Rajni is the Editor of Indian Link.

Related Articles


Please enter your comment!
Please enter your name here

- Advertisement -
- Advertisement -


Ep 9: What do young Indians want from love?

  Growing up in Indian culture, most of us know that love has never been as popular as marriage. Even in the movies, the main...

Ep 8: Indian links in Indigenous Australian poet Ali Cobby Eckermann’s...

  To celebrate NAIDOC week 2020 (between 8-15 November) I spoke to Yakunytjatjara poet Ali Cobby Eckermann about her time in India where she taught...

Ep 7: In the case of Sushant Singh Rajput

  The torrid and high-octane Sushant Singh Rajput case has been fodder for Indian people and press for the last few months. The actor’s tragic death...
- Advertisement -

Latest News

TiE at Nazaarey wines

TiE Melbourne: developing conscious entrepreneurs

  When Prakash Gupta and his wife Seema migrated to Australia in 2000 as skilled professionals, they were in search of job opportunities. They felt...
b'desh art org qagoma

South Asian artists in QAGOMA’s Asia Pacific Triennial

  In the 10th edition of QAGOMA's Asia Pacific Triennial (APT10), the exhibition hopes to look to the future of art and the world we...

Saahil Bhargava pays homage to Aussie rock band Karnivool

  Fresh off his debut EP released back in August, LA-based singer-songwriter Saahil Bhargava has unveiled what he’s dubbed an “homage” to one of Australia’s...
argyle street parramatta

Police investigate armed robbery at Parramatta jewellery store

  NSW Police are appealing for assistance to locate a vehicle following an armed robbery at a jewellery store at Parramatta. At around 2:35 PM on...
pratham girls

#LightALife: Pratham Australia raises $20k this Diwali

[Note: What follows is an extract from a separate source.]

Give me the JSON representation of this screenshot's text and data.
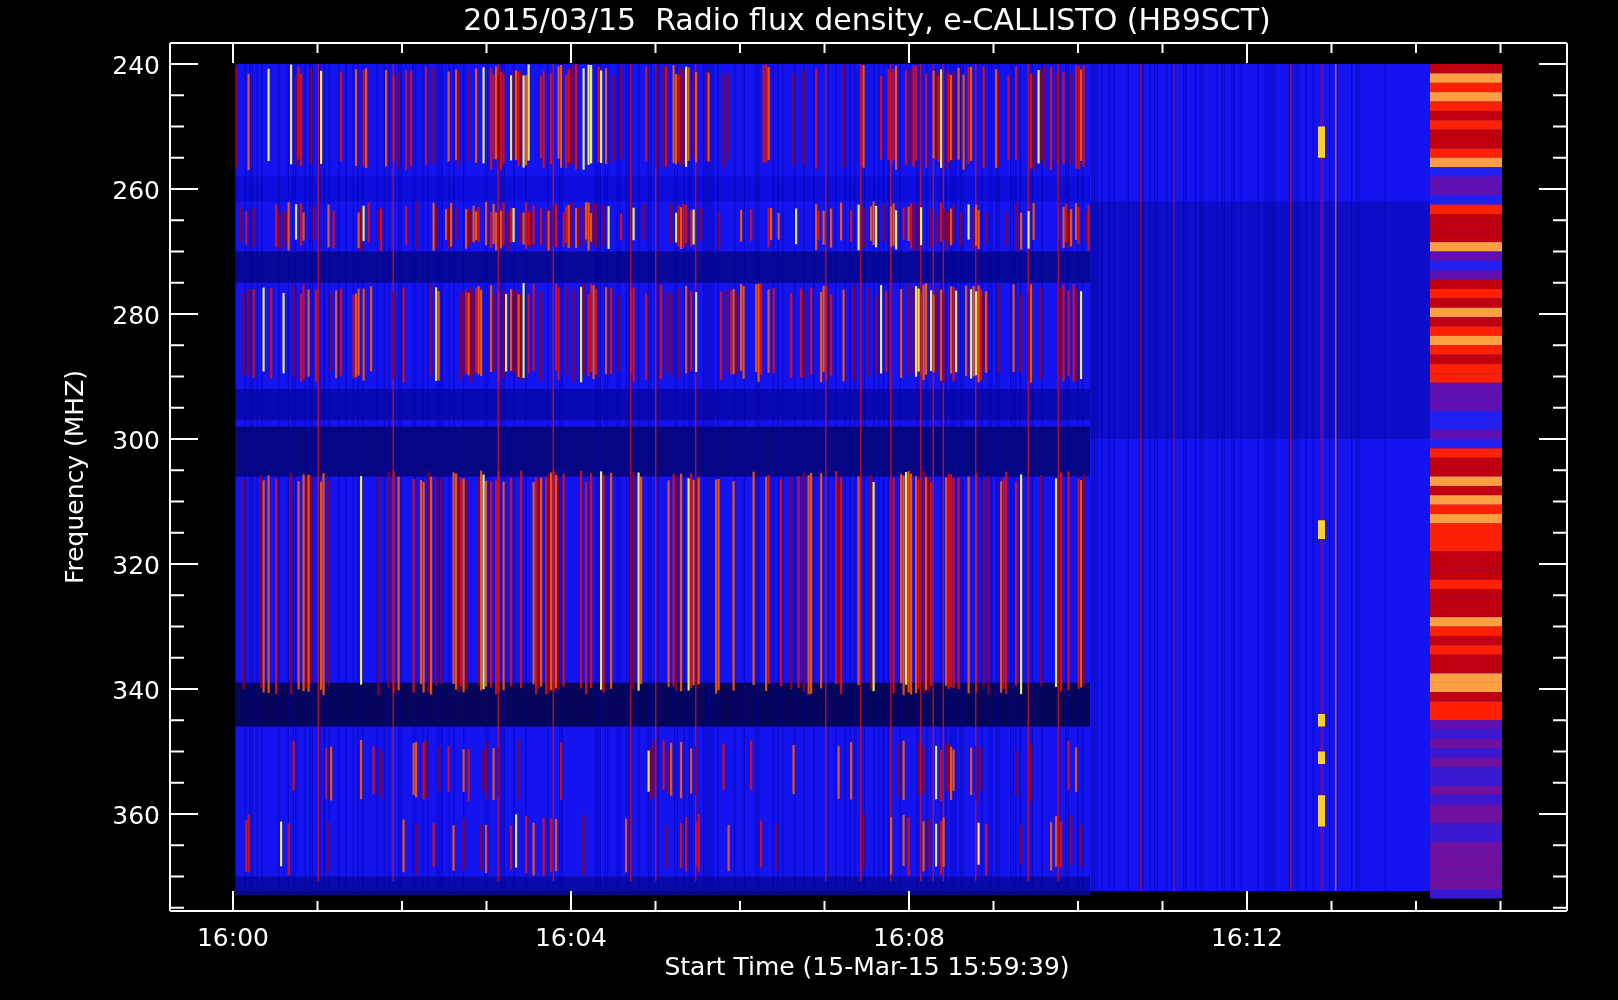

  It started off with a simple concept: for every $20 donation, a diya was lit this Diwali. And for every 25 diyas, adding up...